|
Movies Books Music Food Tv Shows Technology Politics Video Games Parenting Fashion Green Living more >

A Streetcar Named Desire (Original Director's

A movie directed by Elia Kazan

< read all 3 reviews

A Quick Tip by Count_Orlok_22

  • Mar 2, 2011
An astounding adaptation of the classic Tennessee Williams' play that stands the test of time 60 years later. Marlon Brando gives a performance that sizzles with sexuality, seething anger, and insecurity. Kim Hunter is terrific as Stella.
Elia Kazan, the original director of the play, brought all of Williams' brilliant, poetic realism to the screen in a remarkable film powered by a great cast. Even after the film was censored during its initial release, it still had the power to move people and engage them in its story.
One of my favorite films from the 1950s and a triumphant achievement when it comes to adapting plays into films. They just don't come better than this!
Share  
(0)
(0)
(0)
(0)
Was this helpful?
6
Post a Comment
March 04, 2011
i love this film and i'm a huge fan of Brando. brilliant!
March 04, 2011
It's a spectacular film and it's really the first film to show what a great actor Brando was.
 
March 03, 2011
admittedly it has been quite sometime since I saw this one last. Nicely done!!
March 03, 2011
I've been watching a lot of the classics from the 1950s. For the most part it's a terrible decade for films, but there are a few, this definitely among them, which are masterpieces.
 
1
More A Streetcar Named Desire (1951... reviews
review by . May 08, 2007
posted in Movie Hype
"A Streetcar Named Desire"    The Kindness of Strangers    Amos Lassen and Cinema Pride    I have wanted to review this film for a long time and now that I am on vacation, I decided it was time for a New Orleans guy to try to have his say.
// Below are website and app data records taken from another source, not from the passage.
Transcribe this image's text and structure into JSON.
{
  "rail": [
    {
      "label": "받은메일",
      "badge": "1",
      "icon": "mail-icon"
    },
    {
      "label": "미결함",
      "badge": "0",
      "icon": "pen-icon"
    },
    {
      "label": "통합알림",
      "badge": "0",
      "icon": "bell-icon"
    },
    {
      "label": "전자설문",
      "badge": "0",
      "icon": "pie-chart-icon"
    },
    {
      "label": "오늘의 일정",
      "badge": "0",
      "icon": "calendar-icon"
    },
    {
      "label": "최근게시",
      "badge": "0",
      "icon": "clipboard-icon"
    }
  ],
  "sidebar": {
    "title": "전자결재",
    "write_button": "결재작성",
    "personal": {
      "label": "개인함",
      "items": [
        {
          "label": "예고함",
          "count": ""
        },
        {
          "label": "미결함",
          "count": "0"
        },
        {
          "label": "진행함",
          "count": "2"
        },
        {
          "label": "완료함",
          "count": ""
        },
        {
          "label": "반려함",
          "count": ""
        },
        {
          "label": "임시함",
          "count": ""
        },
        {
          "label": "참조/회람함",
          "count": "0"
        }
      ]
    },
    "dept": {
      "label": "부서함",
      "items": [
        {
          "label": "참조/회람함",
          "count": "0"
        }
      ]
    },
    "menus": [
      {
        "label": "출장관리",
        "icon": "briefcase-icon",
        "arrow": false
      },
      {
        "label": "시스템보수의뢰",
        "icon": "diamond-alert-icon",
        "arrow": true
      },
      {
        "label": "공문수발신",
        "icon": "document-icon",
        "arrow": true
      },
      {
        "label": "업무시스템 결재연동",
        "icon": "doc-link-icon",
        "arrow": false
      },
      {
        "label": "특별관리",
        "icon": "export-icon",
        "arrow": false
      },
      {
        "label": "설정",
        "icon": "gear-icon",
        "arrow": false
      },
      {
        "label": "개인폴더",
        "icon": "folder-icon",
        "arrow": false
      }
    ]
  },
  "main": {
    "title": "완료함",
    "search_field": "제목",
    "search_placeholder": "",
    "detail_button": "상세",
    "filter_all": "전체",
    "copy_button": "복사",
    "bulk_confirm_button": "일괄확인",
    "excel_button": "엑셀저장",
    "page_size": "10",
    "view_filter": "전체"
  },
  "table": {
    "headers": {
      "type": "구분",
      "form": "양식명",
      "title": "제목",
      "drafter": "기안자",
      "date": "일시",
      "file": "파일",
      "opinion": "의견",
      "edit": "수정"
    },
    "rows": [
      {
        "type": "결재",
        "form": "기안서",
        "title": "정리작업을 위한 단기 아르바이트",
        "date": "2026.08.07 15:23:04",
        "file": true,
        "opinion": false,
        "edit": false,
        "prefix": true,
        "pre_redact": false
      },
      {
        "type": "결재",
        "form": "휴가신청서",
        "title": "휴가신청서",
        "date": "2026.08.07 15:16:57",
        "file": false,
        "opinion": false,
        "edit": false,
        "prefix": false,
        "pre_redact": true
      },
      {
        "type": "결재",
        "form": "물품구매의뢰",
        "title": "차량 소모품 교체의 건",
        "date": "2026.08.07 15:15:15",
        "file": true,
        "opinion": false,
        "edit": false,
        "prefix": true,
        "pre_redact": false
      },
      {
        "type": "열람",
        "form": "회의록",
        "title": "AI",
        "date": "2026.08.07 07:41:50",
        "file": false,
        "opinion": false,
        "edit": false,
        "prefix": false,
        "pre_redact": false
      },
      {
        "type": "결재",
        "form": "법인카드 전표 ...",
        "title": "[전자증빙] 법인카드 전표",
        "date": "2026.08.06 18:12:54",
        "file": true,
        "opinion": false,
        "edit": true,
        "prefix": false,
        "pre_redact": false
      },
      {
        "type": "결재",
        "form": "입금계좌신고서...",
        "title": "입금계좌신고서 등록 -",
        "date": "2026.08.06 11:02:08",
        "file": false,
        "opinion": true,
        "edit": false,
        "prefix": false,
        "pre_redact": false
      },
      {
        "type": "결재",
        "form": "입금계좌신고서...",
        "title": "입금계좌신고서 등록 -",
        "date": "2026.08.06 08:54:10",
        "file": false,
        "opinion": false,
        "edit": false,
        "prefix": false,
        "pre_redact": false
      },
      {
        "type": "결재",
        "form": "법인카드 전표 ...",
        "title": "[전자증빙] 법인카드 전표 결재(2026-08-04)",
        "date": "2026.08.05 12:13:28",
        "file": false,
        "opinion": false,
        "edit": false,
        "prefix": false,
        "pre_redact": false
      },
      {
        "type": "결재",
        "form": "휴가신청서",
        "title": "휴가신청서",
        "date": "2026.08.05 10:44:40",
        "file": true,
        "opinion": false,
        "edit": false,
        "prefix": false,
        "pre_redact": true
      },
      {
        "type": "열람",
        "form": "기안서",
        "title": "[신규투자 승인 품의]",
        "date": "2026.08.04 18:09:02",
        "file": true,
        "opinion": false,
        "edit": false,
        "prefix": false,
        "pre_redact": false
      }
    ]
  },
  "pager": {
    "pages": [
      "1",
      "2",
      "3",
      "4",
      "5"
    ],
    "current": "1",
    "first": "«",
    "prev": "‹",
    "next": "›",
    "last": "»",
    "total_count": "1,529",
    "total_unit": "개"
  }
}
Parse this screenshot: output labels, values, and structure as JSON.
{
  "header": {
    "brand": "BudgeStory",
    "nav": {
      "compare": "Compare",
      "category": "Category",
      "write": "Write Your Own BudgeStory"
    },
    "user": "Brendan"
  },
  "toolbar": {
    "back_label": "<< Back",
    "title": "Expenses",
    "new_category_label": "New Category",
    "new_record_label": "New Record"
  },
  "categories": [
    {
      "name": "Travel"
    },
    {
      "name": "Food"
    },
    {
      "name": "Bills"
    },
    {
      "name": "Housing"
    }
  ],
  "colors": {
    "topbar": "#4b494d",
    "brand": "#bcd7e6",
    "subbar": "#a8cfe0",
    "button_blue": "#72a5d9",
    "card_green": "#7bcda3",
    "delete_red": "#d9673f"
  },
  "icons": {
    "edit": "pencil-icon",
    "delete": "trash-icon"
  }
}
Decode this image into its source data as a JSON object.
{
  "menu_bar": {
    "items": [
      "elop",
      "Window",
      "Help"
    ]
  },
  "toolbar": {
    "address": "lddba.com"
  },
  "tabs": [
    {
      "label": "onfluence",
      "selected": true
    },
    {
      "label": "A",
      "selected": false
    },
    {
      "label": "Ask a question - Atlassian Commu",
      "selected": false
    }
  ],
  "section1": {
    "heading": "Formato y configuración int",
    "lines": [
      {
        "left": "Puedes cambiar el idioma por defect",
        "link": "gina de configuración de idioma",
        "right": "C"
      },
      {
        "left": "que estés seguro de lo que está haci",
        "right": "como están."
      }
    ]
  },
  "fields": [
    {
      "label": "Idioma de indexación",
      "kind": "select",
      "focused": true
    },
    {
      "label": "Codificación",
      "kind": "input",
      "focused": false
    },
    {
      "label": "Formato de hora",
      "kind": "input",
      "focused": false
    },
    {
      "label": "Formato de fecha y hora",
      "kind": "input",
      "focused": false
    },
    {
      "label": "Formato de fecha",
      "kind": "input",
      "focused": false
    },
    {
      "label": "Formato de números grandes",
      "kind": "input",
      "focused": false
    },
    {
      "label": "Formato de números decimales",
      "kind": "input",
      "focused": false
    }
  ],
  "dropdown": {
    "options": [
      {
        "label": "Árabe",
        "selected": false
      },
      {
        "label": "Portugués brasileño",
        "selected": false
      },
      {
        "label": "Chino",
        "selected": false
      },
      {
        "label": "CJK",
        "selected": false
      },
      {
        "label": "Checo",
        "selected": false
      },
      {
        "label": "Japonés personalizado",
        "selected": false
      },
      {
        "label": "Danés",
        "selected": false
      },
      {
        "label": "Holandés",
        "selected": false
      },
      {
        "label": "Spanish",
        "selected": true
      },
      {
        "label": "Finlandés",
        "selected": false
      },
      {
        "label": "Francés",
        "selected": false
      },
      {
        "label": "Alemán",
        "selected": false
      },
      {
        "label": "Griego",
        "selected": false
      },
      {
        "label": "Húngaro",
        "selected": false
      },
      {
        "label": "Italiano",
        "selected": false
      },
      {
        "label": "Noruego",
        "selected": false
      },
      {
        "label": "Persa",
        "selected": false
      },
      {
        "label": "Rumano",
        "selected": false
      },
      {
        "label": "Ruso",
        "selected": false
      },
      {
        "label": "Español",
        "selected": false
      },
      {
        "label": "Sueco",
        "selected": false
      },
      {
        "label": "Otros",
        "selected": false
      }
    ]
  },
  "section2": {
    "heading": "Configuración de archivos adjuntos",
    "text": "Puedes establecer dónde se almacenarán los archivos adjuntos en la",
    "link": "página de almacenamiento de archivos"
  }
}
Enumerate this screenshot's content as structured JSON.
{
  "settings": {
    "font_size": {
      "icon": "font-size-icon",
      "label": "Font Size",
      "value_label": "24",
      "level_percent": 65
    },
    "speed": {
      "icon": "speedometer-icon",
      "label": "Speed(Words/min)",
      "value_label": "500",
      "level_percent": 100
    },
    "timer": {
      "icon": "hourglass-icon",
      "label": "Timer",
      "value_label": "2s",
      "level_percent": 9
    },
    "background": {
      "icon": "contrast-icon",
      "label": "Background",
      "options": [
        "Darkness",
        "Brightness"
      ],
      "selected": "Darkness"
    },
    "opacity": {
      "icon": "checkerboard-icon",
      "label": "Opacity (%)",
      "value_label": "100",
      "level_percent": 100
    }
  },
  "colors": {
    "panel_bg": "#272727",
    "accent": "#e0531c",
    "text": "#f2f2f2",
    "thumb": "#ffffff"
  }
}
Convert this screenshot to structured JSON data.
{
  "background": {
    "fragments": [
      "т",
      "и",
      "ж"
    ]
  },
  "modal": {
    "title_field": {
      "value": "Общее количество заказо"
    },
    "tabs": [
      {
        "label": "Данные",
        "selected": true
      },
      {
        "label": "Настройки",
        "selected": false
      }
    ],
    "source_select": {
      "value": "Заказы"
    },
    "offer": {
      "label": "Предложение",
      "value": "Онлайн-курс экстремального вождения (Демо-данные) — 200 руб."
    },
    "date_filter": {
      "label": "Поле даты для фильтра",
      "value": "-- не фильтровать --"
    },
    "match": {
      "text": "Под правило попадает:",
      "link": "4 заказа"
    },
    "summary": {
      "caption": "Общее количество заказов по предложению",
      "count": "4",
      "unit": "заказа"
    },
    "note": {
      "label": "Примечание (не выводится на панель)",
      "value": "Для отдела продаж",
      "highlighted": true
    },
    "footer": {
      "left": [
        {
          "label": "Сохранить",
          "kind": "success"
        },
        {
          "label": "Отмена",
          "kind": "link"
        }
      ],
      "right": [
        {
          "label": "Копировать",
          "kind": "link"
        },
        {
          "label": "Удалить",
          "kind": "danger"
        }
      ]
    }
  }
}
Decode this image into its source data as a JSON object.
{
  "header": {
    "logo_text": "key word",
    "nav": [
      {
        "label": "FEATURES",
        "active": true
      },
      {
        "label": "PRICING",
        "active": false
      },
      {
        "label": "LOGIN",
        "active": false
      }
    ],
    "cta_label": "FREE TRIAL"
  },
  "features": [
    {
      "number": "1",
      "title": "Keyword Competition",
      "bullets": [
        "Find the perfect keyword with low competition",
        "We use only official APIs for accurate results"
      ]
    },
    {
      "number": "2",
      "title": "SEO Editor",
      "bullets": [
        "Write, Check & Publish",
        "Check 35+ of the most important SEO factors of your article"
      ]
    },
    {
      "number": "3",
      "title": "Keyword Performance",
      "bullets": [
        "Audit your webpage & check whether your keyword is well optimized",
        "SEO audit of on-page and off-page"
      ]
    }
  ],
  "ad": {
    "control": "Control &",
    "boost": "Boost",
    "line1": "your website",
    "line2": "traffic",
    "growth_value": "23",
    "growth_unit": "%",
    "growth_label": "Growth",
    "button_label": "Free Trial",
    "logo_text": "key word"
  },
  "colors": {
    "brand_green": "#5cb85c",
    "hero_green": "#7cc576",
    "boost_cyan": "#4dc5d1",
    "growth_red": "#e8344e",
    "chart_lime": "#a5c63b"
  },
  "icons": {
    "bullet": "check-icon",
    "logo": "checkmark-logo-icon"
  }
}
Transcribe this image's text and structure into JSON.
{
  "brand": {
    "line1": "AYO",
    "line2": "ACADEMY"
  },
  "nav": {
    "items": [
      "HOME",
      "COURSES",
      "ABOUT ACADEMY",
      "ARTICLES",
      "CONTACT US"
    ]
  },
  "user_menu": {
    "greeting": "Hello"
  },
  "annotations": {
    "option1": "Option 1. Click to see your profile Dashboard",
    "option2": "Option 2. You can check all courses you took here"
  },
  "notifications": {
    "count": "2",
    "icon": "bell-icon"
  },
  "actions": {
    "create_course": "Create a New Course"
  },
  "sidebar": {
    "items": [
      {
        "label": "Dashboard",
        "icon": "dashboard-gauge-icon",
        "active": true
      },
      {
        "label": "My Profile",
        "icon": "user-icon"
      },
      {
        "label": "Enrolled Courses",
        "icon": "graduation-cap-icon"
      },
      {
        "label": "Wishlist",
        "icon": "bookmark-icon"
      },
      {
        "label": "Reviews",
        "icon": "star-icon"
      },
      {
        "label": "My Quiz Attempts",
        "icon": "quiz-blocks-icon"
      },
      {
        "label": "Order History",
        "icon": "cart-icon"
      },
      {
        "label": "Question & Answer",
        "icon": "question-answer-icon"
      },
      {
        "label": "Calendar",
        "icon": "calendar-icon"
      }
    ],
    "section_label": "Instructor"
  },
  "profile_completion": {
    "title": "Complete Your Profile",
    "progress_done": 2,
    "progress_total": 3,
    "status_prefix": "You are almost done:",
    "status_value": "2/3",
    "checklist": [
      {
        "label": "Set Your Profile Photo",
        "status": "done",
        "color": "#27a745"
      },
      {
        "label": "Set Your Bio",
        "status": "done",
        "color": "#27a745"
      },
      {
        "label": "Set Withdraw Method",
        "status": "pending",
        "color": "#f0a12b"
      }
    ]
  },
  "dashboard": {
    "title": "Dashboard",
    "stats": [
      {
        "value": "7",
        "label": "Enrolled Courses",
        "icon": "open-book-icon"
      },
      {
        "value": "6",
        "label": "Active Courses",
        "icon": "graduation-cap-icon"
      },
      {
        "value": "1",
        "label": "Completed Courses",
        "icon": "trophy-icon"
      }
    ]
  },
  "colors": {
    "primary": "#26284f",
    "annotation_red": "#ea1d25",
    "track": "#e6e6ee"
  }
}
I recently brought home the wonderful seven volume DVD set of "The Tennessee Williams Film Collection" and have been working my way through reacquainting myself with some of the greatest films ever made. …
review by . August 01, 2003
posted in Movie Hype
For various reasons, I have never liked either the play or the film on which it is based but remain fascinated with the human experiences which Tennessee Williams examines. The character of Stanley Kowalski (Marlon Brando) dominates the narrative but his wife Stella (Kim Hunter) really is the stronger person. Pregnant, she is visited by her sister Blanche Dubois (Vivien Leigh) who arrives with enough emotional baggage to keep a regiment of psychotherapists busy. She and Stanley have an immediate …
About the reviewer

Ranked #10
Member Since: Dec 16, 2008
Last Login: Jun 7, 2012 07:25 PM UTC
Consider the Source

Use Trust Points to see how much you can rely on this review.

You
Count_Orlok_22
Your ratings:
M
M
rate more to improve this
About this movie

Wiki

Looking for a benchmark in movie acting? Breakthrough performances don't come much more electrifying than Marlon Brando's animalistic turn as Stanley Kowalski inA Streetcar Named Desire.Sweaty, brutish, mumbling, yet with the balanced grace of a prizefighter, Brando storms through the role--a role he had originated in the Broadway production of Tennessee Williams's celebrated play. Stanley and his wife, Stella (as in Brando's oft-mimicked line, "Hey, Stellaaaaaa!"), are the earthy couple in New Orleans's French Quarter whose lives are upended by the arrival of Stella's sister, Blanche DuBois (Vivien Leigh). Blanche, a disturbed, lyrical, faded Southern belle, is immediately drawn into a battle of wills with Stanley, beautifully captured in the differing styles of the two actors. This extraordinarily fine adaptation won acting Oscars for Leigh, Kim Hunter (as Stella), and Karl Malden (as Blanche's clueless suitor), but not for Brando. Although it had already been considerably cleaned up from the daringly adult stage play, director Elia Kazan was forced to trim a few of the franker scenes he had shot. In 1993,Streetcarwas rereleased in a "director's cut" that restored these moments, deepening a film that had already secured its place as an essential American work.--Robert Horton
view wiki

Details

Director: Elia Kazan
Genre: Classics, Drama
Screen Writer: Tennessee Williams, Oscar Saul
DVD Release Date: March 26, 1997
Runtime: 122 minutes
Studio: Warner Home Video
First to Review
© 2014 Lunch.com, LLC All Rights Reserved
Lunch.com - Relevant reviews by real people.
()
This is you!
Ranked #
Last login
Member since
reviews
comments
ratings
questions
compliments
lists